The President has declined an invitation to attend the event, noting that it had become politicised and would commemorate the partition of Ireland.
He said it would be inappropriate for him as the head of State to attend an event that commemorates partition.
He also took issue with the fact that his invitation referred to him as the ‘President of the Republic of Ireland’ rather than the President of Ireland.
Speaking this afternoon, the Foreign Affairs Minister Simon Coveney said the President’s team did consult with his office prior to making the decision but noted that the Department did not offer him “any clear advice” on what to do.
“I think it is quite clear from the statements the president has made in relation to it that he made his own decision,” he said.
“The Irish Government hasn’t received an invitation to the event that you refer to but if we do receive an invitation, of course we will give it serious consideration.”

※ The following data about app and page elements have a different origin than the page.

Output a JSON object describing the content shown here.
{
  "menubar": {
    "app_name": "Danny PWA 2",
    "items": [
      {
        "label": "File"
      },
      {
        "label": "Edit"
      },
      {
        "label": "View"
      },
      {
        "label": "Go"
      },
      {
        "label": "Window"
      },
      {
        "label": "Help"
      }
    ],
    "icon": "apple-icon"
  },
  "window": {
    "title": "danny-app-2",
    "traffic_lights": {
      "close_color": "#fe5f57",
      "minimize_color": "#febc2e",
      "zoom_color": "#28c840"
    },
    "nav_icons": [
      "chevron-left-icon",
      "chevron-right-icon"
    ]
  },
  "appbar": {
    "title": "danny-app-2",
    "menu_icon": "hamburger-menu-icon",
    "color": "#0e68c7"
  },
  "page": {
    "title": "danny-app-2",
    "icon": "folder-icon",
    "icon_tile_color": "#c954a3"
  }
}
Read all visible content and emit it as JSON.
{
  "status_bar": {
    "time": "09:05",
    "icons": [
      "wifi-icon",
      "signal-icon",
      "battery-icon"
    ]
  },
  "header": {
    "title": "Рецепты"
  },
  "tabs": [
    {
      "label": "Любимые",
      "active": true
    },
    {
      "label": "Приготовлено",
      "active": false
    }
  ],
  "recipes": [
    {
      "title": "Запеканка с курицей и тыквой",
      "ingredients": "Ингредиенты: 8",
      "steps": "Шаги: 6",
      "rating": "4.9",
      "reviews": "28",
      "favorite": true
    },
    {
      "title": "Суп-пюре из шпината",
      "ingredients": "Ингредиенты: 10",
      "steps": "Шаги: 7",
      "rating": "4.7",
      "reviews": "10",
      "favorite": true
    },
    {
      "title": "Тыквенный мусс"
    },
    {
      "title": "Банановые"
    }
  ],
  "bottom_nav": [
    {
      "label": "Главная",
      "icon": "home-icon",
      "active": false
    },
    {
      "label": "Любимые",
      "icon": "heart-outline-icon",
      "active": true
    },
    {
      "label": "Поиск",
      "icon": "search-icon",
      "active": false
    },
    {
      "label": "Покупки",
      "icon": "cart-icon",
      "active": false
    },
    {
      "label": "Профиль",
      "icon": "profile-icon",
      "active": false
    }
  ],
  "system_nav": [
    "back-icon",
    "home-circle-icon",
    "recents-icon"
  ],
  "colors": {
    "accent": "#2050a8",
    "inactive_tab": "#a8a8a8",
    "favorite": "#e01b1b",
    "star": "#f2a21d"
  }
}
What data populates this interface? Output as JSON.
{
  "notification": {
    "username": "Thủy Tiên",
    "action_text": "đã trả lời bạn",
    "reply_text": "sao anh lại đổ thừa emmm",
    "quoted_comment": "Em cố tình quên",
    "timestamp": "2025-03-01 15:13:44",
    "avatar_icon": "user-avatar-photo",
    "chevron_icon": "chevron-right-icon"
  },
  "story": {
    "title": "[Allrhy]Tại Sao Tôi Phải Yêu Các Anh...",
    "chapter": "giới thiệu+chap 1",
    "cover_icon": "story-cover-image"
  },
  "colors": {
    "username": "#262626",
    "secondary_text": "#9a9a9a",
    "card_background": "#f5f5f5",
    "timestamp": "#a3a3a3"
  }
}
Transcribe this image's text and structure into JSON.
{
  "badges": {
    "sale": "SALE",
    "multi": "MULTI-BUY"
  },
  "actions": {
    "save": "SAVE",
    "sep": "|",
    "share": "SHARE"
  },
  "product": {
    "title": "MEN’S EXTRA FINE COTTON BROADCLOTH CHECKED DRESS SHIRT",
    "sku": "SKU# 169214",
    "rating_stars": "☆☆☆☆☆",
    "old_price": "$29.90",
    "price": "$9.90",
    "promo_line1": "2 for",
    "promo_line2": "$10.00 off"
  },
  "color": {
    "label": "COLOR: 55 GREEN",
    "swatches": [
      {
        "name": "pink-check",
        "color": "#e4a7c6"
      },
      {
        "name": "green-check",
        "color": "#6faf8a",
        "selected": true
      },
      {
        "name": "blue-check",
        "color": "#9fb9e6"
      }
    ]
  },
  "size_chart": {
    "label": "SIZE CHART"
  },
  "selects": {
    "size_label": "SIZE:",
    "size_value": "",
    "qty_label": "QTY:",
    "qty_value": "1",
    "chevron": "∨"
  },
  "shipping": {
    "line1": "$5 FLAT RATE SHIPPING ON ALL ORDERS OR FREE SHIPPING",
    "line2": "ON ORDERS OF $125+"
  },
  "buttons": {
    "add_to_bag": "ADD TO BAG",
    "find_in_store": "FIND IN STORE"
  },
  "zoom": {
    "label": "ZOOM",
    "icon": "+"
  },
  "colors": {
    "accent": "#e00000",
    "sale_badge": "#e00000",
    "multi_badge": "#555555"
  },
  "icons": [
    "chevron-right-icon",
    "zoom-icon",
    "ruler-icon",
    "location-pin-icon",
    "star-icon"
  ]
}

He noted that President Higgins has always been a politician who makes his own decisions.
“He listens to all perspectives and then makes a judgement for himself,” he said.
“He's made his decision on this; he's given an explanation as to the basis of that decision and I think we need to respect that.”
The President’s decision has divided opinion on both sides of the border.
The Democratic Unionist Party has criticised the decision, while church leaders organising the event have insisted it was never meant to political.
Meanwhile, Sinn Féin, the SDLP and the Labour Party have all come out in support of President Higgins’ stance.
Sinn Féin leader Mary Lou McDonald said President Higgins was 'correct' not to attend an event marking the ‘catastrophic’ partition of Ireland.
On The Hard Shoulder meanwhile, DUP MP Gregory Campbell said the decision was a snub to Britain’s Queen Elizabeth.
On the same show Aontú leader Peadar Tóibín noted that there isn’t a president in the world that would attend an event celebrating the partition of his own country.
On Newstalk Breakfast this morning meanwhile, Former Taoiseach John Bruton criticised the President’s decision and urged him to change his mind.
For his part, President Higgins said there was no question of snubbing anyone and noted that it is a “bit much” for the DUP to accuse him of doing so.
He said he wished the organisers of the service well but warned that he will not be changing his decision.